I’m all for supporting charities, but this practice of politicians announcing in the press that they are turning tainted money over to their favorite charity (subscription) just doesn’t sit right with me.

Richardson on Monday vowed to donate to charity all of the campaign money his camp received from people or companies implicated in the courthouse scandal.

Lt. Gov. Diane Denish and state Attorney General Gary King followed suit on Tuesday. And the state chairman of a group that battled— mostly unsuccessfully— for sweeping ethics reform in the just-concluded state legislative session said every politician who took money from Schultz should do likewise.

The purpose of campaign contributions is to buy awareness and influence voters, and by publicly acknowledging that you’re donating it to a cause, that money is working precisely the way it was supposed to work. Wasn’t Eric Serna being investigated for soliciting contributions to his favorite charity? I’m not sure this is too different.

Is it really necessary for politicians to issue press releases to announce who the recipients of the donation will be? Doesn’t this seem a bit unwarranted:

Denish in a news release Tuesday said she is giving $1,000 in contributions from those implicated in the scandal to the New Mexico Cancer Center Foundation.

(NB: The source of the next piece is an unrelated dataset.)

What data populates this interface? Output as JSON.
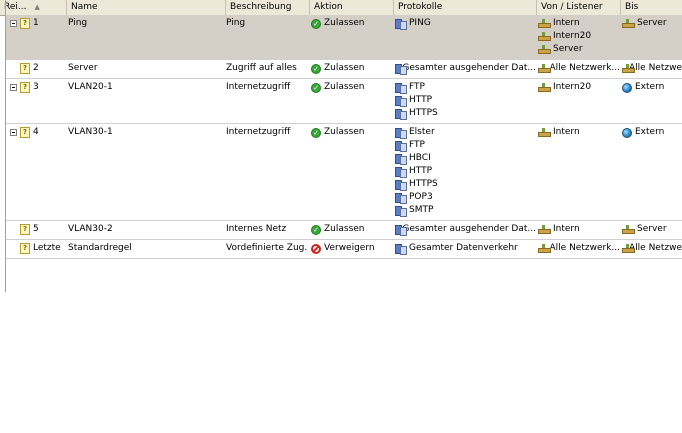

A very worthy cause, but did the Lt. Governor really need to release who would be the beneficiary of the donation. It seems to me that the money should just be returned to the donor. It may not be the most productive use of the dollars, but the alternative, at least with the fanfare it is being given, just doesn’t seem right.